→ **DIRECTIONS**:
Please reproduce the entries that follow, keeping each word intact.

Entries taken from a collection
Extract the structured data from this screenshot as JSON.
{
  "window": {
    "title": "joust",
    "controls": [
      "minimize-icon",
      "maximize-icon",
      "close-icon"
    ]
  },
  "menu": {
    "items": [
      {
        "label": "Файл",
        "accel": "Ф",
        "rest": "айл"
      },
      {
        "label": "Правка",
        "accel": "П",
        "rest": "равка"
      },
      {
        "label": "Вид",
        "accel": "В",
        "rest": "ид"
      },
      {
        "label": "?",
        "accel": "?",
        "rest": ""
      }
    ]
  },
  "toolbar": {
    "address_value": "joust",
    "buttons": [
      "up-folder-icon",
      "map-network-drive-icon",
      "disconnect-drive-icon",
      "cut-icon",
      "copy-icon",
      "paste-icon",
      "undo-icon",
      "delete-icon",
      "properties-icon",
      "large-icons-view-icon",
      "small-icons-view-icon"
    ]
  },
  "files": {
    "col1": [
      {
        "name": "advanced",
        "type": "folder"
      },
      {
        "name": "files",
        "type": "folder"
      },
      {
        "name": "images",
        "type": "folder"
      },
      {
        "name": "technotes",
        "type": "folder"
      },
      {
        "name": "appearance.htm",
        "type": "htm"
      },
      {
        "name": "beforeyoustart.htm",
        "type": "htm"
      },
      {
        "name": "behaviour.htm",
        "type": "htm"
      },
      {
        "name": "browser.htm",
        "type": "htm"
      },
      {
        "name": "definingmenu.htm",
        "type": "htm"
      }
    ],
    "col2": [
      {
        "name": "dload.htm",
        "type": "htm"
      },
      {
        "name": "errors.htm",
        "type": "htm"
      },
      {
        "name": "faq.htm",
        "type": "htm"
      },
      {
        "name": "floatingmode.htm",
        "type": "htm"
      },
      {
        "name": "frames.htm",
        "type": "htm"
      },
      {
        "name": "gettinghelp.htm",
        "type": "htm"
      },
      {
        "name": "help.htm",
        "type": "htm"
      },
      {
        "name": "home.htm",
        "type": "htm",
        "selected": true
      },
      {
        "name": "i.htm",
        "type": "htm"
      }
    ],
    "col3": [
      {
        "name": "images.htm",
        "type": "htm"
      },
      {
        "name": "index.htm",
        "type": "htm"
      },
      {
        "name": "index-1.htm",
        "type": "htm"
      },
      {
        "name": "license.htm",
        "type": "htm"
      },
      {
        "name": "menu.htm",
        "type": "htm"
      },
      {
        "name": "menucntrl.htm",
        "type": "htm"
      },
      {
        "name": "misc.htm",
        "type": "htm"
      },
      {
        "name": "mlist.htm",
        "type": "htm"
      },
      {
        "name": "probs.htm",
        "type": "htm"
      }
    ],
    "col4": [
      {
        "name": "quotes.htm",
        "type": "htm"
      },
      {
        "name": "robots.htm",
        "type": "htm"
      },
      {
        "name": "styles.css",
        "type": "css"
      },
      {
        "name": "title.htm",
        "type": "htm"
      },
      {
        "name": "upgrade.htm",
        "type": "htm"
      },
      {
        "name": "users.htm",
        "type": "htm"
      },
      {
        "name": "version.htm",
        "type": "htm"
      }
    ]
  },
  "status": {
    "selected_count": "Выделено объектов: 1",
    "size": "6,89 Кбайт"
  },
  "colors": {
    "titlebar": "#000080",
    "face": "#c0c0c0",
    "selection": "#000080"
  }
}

→ **WRITTEN RESPONSE**:
Extract the structured data from this screenshot as JSON.
{
  "window": {
    "title": "joust",
    "controls": [
      "minimize-icon",
      "maximize-icon",
      "close-icon"
    ]
  },
  "menu": {
    "items": [
      {
        "label": "Файл",
        "accel": "Ф",
        "rest": "айл"
      },
      {
        "label": "Правка",
        "accel": "П",
        "rest": "равка"
      },
      {
        "label": "Вид",
        "accel": "В",
        "rest": "ид"
      },
      {
        "label": "?",
        "accel": "?",
        "rest": ""
      }
    ]
  },
  "toolbar": {
    "address_value": "joust",
    "buttons": [
      "up-folder-icon",
      "map-network-drive-icon",
      "disconnect-drive-icon",
      "cut-icon",
      "copy-icon",
      "paste-icon",
      "undo-icon",
      "delete-icon",
      "properties-icon",
      "large-icons-view-icon",
      "small-icons-view-icon"
    ]
  },
  "files": {
    "col1": [
      {
        "name": "advanced",
        "type": "folder"
      },
      {
        "name": "files",
        "type": "folder"
      },
      {
        "name": "images",
        "type": "folder"
      },
      {
        "name": "technotes",
        "type": "folder"
      },
      {
        "name": "appearance.htm",
        "type": "htm"
      },
      {
        "name": "beforeyoustart.htm",
        "type": "htm"
      },
      {
        "name": "behaviour.htm",
        "type": "htm"
      },
      {
        "name": "browser.htm",
        "type": "htm"
      },
      {
        "name": "definingmenu.htm",
        "type": "htm"
      }
    ],
    "col2": [
      {
        "name": "dload.htm",
        "type": "htm"
      },
      {
        "name": "errors.htm",
        "type": "htm"
      },
      {
        "name": "faq.htm",
        "type": "htm"
      },
      {
        "name": "floatingmode.htm",
        "type": "htm"
      },
      {
        "name": "frames.htm",
        "type": "htm"
      },
      {
        "name": "gettinghelp.htm",
        "type": "htm"
      },
      {
        "name": "help.htm",
        "type": "htm"
      },
      {
        "name": "home.htm",
        "type": "htm",
        "selected": true
      },
      {
        "name": "i.htm",
        "type": "htm"
      }
    ],
    "col3": [
      {
        "name": "images.htm",
        "type": "htm"
      },
      {
        "name": "index.htm",
        "type": "htm"
      },
      {
        "name": "index-1.htm",
        "type": "htm"
      },
      {
        "name": "license.htm",
        "type": "htm"
      },
      {
        "name": "menu.htm",
        "type": "htm"
      },
      {
        "name": "menucntrl.htm",
        "type": "htm"
      },
      {
        "name": "misc.htm",
        "type": "htm"
      },
      {
        "name": "mlist.htm",
        "type": "htm"
      },
      {
        "name": "probs.htm",
        "type": "htm"
      }
    ],
    "col4": [
      {
        "name": "quotes.htm",
        "type": "htm"
      },
      {
        "name": "robots.htm",
        "type": "htm"
      },
      {
        "name": "styles.css",
        "type": "css"
      },
      {
        "name": "title.htm",
        "type": "htm"
      },
      {
        "name": "upgrade.htm",
        "type": "htm"
      },
      {
        "name": "users.htm",
        "type": "htm"
      },
      {
        "name": "version.htm",
        "type": "htm"
      }
    ]
  },
  "status": {
    "selected_count": "Выделено объектов: 1",
    "size": "6,89 Кбайт"
  },
  "colors": {
    "titlebar": "#000080",
    "face": "#c0c0c0",
    "selection": "#000080"
  }
}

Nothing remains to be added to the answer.